- _Task prompt_:
Every entry needs to be written out again exactly.

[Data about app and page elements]

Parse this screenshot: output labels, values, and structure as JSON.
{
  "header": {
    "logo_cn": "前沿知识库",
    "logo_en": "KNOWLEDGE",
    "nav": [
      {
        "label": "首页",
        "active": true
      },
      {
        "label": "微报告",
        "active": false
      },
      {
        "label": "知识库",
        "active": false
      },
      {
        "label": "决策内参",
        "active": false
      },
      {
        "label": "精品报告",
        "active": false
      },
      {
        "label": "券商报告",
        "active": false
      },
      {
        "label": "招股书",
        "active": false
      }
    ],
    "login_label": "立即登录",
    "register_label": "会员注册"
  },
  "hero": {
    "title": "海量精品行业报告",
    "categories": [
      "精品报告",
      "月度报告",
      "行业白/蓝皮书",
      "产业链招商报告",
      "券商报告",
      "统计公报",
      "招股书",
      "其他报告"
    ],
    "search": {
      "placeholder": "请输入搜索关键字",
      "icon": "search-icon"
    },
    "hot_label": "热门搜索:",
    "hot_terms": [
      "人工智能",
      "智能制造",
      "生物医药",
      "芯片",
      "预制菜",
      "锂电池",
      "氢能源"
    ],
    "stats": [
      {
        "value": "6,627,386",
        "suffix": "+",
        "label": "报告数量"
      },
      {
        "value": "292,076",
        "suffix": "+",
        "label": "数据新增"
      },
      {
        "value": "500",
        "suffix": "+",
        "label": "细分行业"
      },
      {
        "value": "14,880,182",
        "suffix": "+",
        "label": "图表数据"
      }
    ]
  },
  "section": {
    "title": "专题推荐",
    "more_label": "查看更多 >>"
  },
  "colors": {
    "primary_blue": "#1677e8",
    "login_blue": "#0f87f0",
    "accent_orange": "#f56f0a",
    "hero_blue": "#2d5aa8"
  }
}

- _Exercise output_:
Parse this screenshot: output labels, values, and structure as JSON.
{
  "header": {
    "logo_cn": "前沿知识库",
    "logo_en": "KNOWLEDGE",
    "nav": [
      {
        "label": "首页",
        "active": true
      },
      {
        "label": "微报告",
        "active": false
      },
      {
        "label": "知识库",
        "active": false
      },
      {
        "label": "决策内参",
        "active": false
      },
      {
        "label": "精品报告",
        "active": false
      },
      {
        "label": "券商报告",
        "active": false
      },
      {
        "label": "招股书",
        "active": false
      }
    ],
    "login_label": "立即登录",
    "register_label": "会员注册"
  },
  "hero": {
    "title": "海量精品行业报告",
    "categories": [
      "精品报告",
      "月度报告",
      "行业白/蓝皮书",
      "产业链招商报告",
      "券商报告",
      "统计公报",
      "招股书",
      "其他报告"
    ],
    "search": {
      "placeholder": "请输入搜索关键字",
      "icon": "search-icon"
    },
    "hot_label": "热门搜索:",
    "hot_terms": [
      "人工智能",
      "智能制造",
      "生物医药",
      "芯片",
      "预制菜",
      "锂电池",
      "氢能源"
    ],
    "stats": [
      {
        "value": "6,627,386",
        "suffix": "+",
        "label": "报告数量"
      },
      {
        "value": "292,076",
        "suffix": "+",
        "label": "数据新增"
      },
      {
        "value": "500",
        "suffix": "+",
        "label": "细分行业"
      },
      {
        "value": "14,880,182",
        "suffix": "+",
        "label": "图表数据"
      }
    ]
  },
  "section": {
    "title": "专题推荐",
    "more_label": "查看更多 >>"
  },
  "colors": {
    "primary_blue": "#1677e8",
    "login_blue": "#0f87f0",
    "accent_orange": "#f56f0a",
    "hero_blue": "#2d5aa8"
  }
}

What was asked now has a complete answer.